“To me, something like Gary’s store represents hope…It’s an artist and craft, and in a way, it sort of represents what the other businesses were back when the neighborhood was thriving,” says Christopher Byrd, co-founder of Broadway-Fillmore Alive, a group devoted to revitalizing the area and preserving its history. “That’s what you had — you had a lot of people running their own stores. There weren’t many chains.”
Witkowski talks fondly, too, of the old East Side. He remembers how when he started his business —when “I couldn’t give my hats away” — his only supporters were African American men in the area who were willing to pay to look their best at church and social events.
Today, glimmers of life give the community hope. Shoppers still descend each spring on the nearby Broadway Market to buy breads, meats, painted eggs, pierogi and boxes of twisted, sugar-coated chrusciki for Easter celebrations.
But in Broadway-Fillmore, lasting change can seem out of reach. Year after year, Witkowski has watched his neighborhood slip as politicians talk about developing the city’s waterfront and hand subsidies to corporations willing to locate in Western New York. He is among many entrepreneurs who believe Buffalo distributes small business grants unfairly. Rebuilding Broadway-Fillmore rises as a flashpoint in elections, but the reality is that the region’s leaders abandoned the area long ago, Witkowski says: “Too many promises, and not enough promises delivered.”

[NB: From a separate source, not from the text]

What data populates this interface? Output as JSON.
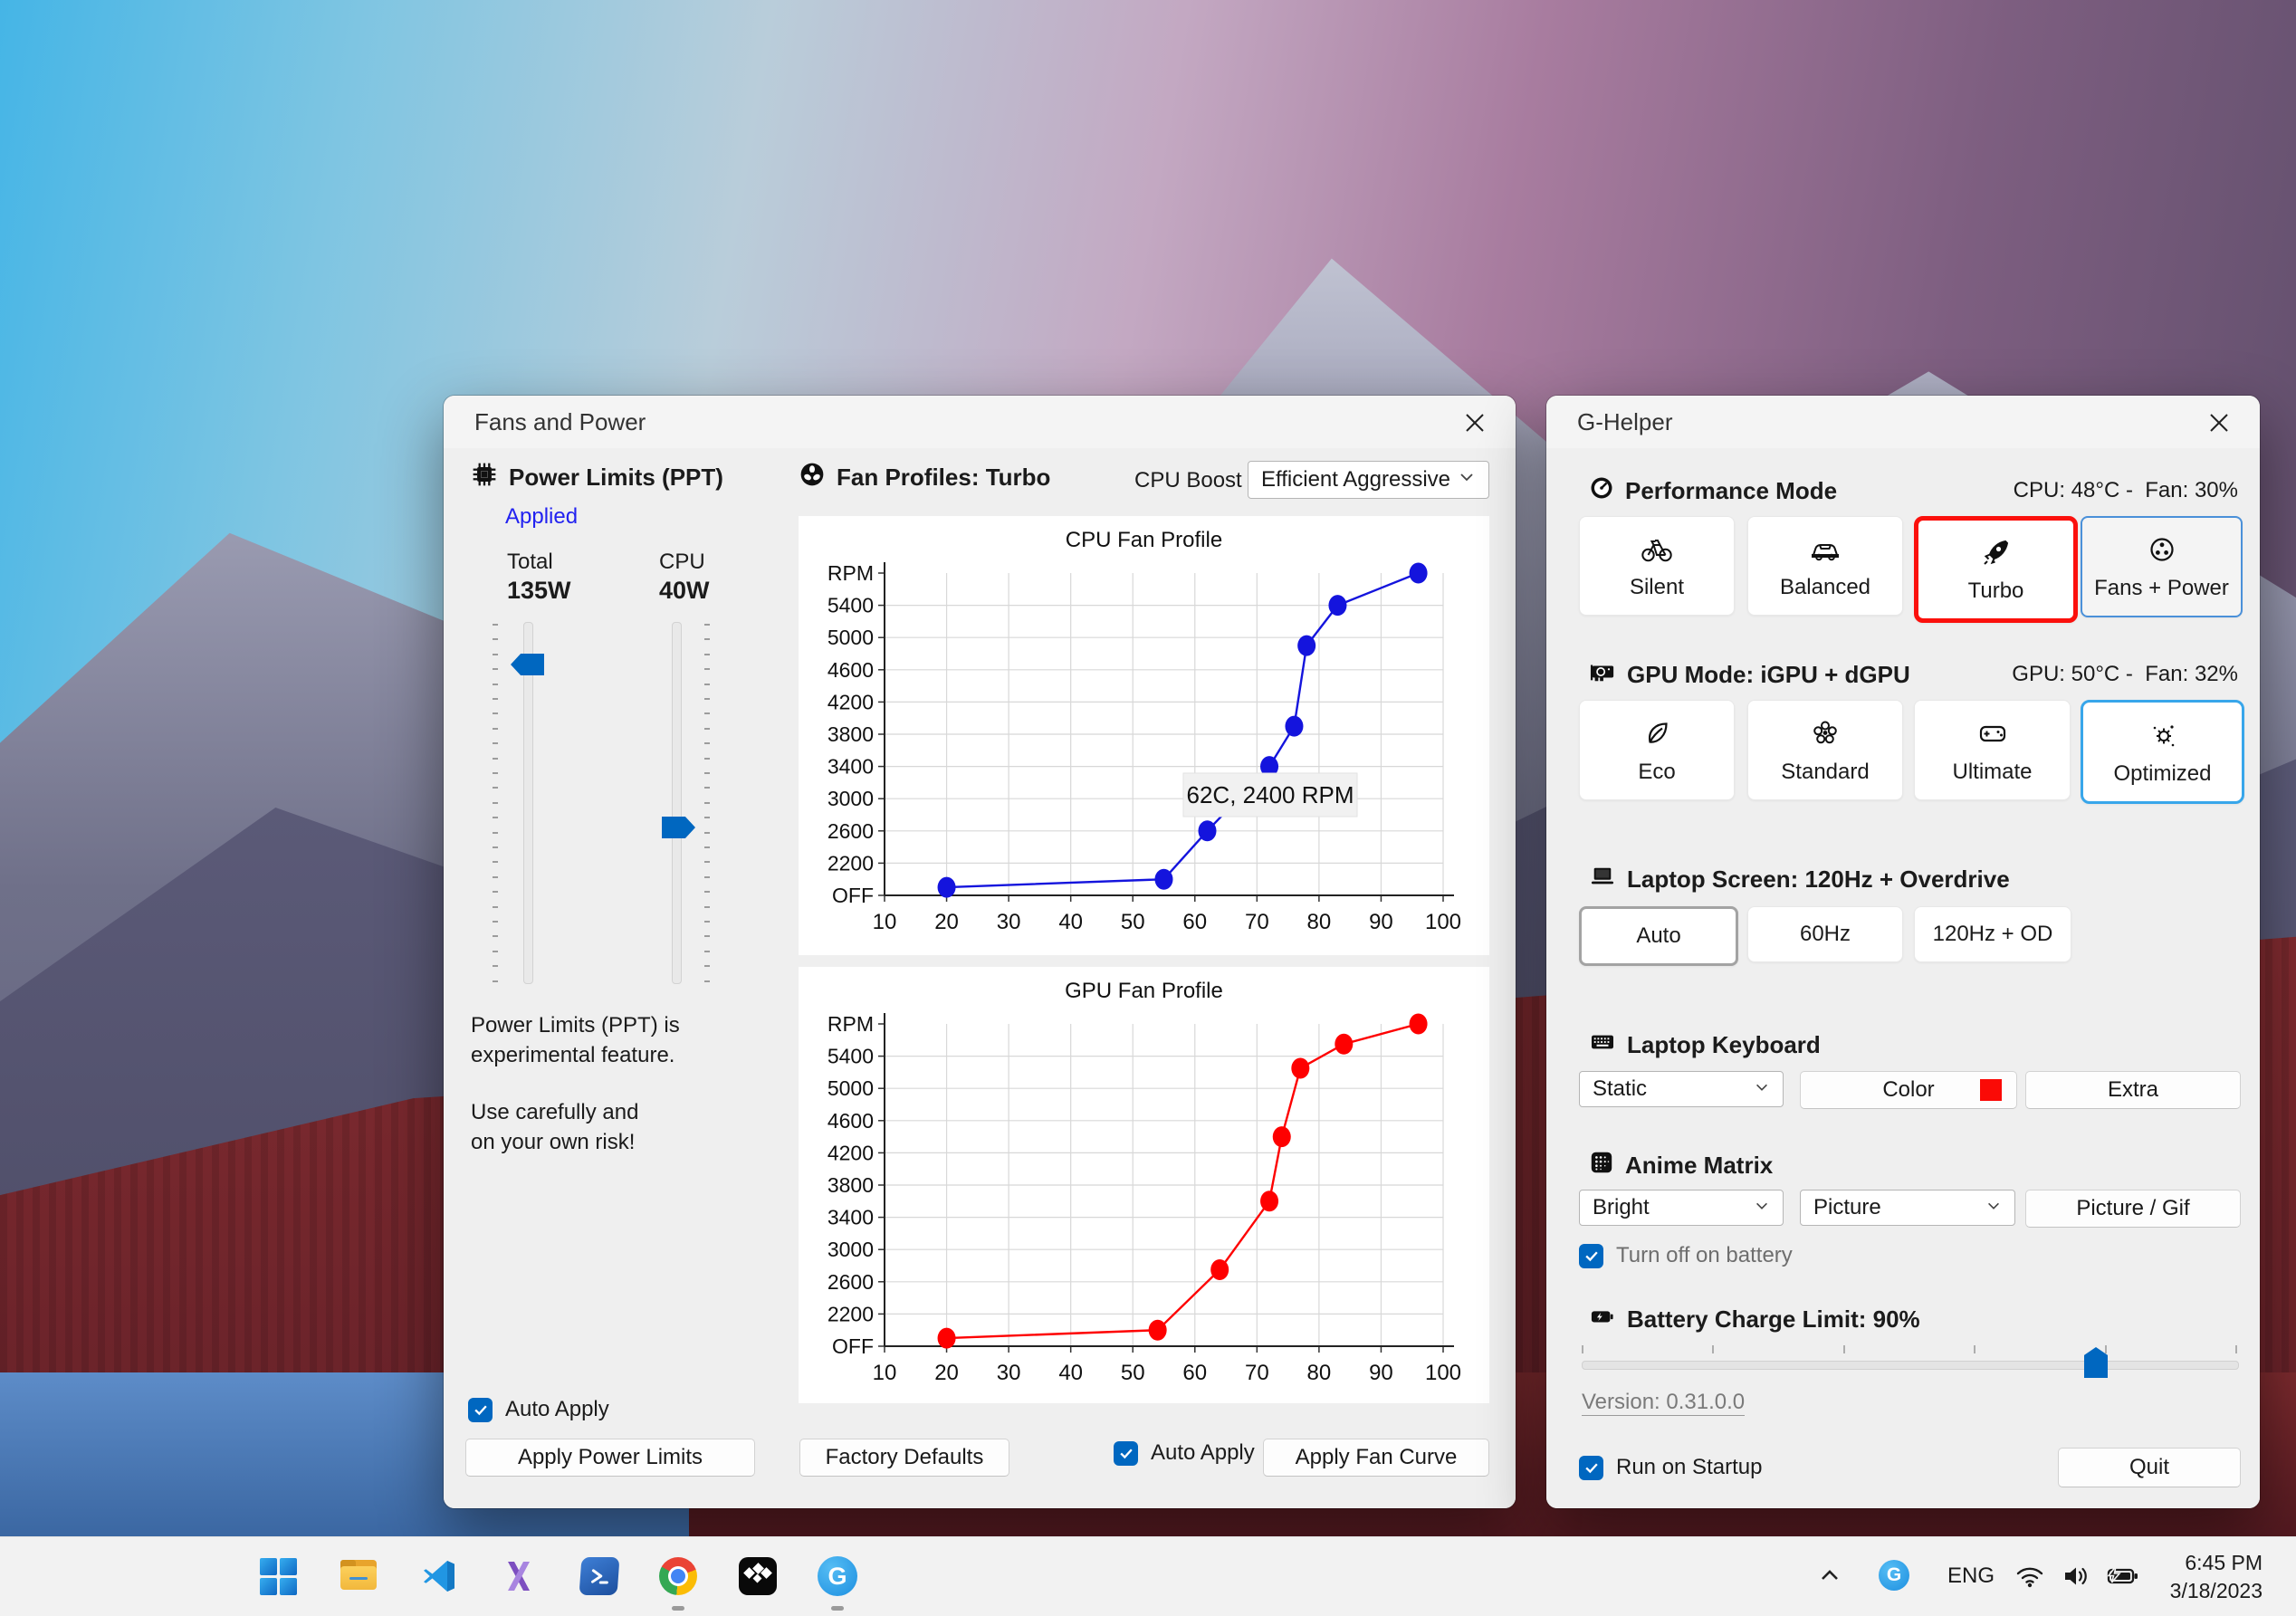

In his mind, Witkowski can still see the old Broadway, packed with the crowds that gave the neighborhood life. But, he says, “it means nothing anymore.” He looks outside, and the sidewalks are quiet. He need only walk next door to find a storefront with newspapers and wooden boards covering almost every window.
On the drive to work, Witkowski passes houses in such a state of decay that they look as if they have been turned inside-out, their wooden skeletons sketched, stark and ragged, on a gray Buffalo sky. The local vacancy rate is so high that the city has taken to demolishing unwanted homes, leaving behind a trash-ridden patchwork of urban prairie.
Half a mile from the Custom Hatter, the 17-story Central Terminal looms, a hulking, boarded-up brick ghost. The last train left the station, an art deco wonder, in October of 1979. Witkowski calls himself a holdout. But even he no longer believes the community will turn back around in his lifetime. After 55 years here, it could be time to move on.
Charlotte, the author of this story, works in the University at Buffalo’s communications office. This blog is independent of her job at UB, and she had not met Henry Louis Taylor Jr. prior to reporting for this article.